In addition to the serious legal issues involved in defamation of character (which in this instance has to be presumed to include the seemingly unjust burden on fellow American Sidney Watson's future domestic or international travels by the addition of her name on TSA and other security watch lists for - also presumably - the rest of her life), are those attached to making false claims in reporting to US law enforcement agencies, something that Comedy Central is explicitly accused of doing by Mr. Yemini. From the available reporting, it appears that Comedy Central may have made a false report to US law enforcement to the effect that Mr. Yemini and Ms. Watson threatened "violence" toward Comedy Central and/or Jim Jefferies during their most recent attempt to visit the US. I, at least, can find no examples of their doing so online. Their stated intention of discussing Mr. Jefferies' alleged fraudulent misrepresentation of Mr. Yemini on an episode of his Comedy Central program last year with the respective hosts of the Louder With Crowder and the Dave Rubin interview programs may indeed have ultimately proven financially threatening to Viacom interests, but that hardly rises to the level of seriousness commonly attributed to the word "violence", seemingly making Comedy Central and Jim Jefferies guilty of filing a false report with law enforcement (I believe the Big Boy word for that is "perjury"), not to mention the heinous crime of "lying to the FBI" a matter we Americans can be forever grateful to Special Counsel Mueller for making us all too tediously familiar with.

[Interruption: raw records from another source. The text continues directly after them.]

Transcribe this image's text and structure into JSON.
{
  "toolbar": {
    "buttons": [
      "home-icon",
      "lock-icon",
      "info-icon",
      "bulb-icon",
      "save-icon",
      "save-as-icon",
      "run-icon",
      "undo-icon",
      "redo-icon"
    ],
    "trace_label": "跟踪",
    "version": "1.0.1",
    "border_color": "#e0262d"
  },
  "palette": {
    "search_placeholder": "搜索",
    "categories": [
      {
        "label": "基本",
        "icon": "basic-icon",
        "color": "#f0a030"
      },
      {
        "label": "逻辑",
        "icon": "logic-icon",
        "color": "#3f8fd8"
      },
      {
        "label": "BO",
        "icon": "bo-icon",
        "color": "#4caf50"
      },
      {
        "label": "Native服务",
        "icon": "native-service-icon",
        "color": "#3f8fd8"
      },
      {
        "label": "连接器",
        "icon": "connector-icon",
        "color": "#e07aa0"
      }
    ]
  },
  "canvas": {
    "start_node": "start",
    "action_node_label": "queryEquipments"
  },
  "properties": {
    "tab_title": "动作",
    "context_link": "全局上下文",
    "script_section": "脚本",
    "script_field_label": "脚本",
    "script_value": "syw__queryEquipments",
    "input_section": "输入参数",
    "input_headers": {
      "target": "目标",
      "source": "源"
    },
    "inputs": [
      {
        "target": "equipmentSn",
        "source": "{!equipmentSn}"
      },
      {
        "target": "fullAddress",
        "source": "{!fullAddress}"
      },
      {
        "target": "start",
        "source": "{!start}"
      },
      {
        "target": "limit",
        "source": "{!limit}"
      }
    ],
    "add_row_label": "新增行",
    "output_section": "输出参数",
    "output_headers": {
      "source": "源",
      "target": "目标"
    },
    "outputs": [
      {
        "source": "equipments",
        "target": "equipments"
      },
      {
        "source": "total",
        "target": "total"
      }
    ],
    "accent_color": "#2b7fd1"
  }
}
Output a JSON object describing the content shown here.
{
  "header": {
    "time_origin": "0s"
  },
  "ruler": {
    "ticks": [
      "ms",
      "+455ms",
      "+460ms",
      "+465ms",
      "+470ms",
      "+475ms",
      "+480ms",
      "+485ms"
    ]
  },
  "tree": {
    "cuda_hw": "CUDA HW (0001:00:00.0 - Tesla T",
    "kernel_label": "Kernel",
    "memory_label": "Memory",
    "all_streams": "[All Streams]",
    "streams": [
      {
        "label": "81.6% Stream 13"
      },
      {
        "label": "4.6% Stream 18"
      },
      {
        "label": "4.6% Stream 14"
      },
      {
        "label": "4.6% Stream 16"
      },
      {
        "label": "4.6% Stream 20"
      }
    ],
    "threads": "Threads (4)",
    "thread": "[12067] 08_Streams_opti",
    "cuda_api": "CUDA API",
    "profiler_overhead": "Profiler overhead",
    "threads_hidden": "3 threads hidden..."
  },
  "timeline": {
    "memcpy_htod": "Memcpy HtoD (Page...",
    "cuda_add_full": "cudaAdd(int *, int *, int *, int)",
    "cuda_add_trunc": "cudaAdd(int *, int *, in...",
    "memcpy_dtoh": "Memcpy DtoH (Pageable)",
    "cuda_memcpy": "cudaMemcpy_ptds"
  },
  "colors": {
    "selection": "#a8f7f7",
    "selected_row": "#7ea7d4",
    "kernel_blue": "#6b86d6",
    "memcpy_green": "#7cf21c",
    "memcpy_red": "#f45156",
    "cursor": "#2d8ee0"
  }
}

There appears to be more than sufficient justification for a civil suit to be filed by Mr. Yemini and Ms. Watson against the apparent conspirators Viacom, Comedy Central, and Jim Jefferies (aka: Geoff James Nugent according to this Quora question response) here in the United States; it is unclear to me whether, or to what extent, Australian law applies in this instance. At the very least, I would suggest that the Australian ambassador to the United States ought to enquire (I believe Aussies do use the British spelling) of the White House whether or not the actions of US law enforcement have official backing during this apparent replay of the historically infamous Zimmerman telegram incident (you know, the fraudulent conspiracy that was used by the then-British government to involve the United States in the war they were losing at the time? Yeah, THAT Zimmerman telegram). I rather suspect The Hon. Joseph Hockey would prefer his nation not be tarred with that particular brush, now or ever. 

As to the possibly criminal behavior under US jurisdiction revealed during the unfolding of this budding international incident, the recent revelations by Attorney General Barr regarding criminal activities committed by US government employees (elected and appointed) in recent years involving numerous US allies, make a vigorous and transparent investigation of all involved in this matter seemingly rise to the level of legitimate national security concern, I would suggest (looking at you President Trump).

If it is true that Viacom thinks besmirching the public reputations of troublesome little people makes for good corporate policy, while Comedy Central management and comedian Jim Jefferies apparently agree that conspiring to defraud and defame people is "just business", I become concerned when their arrogance rises to the level of international casus belli. 

On a - hopefully - more realistic note, there appears to be enough serious allegation to justify a criminal investigation here in the US of all involved in this matter; the civil aspects remain for Mr. Yemini and Ms. Watson to take up with their respective legal counsel.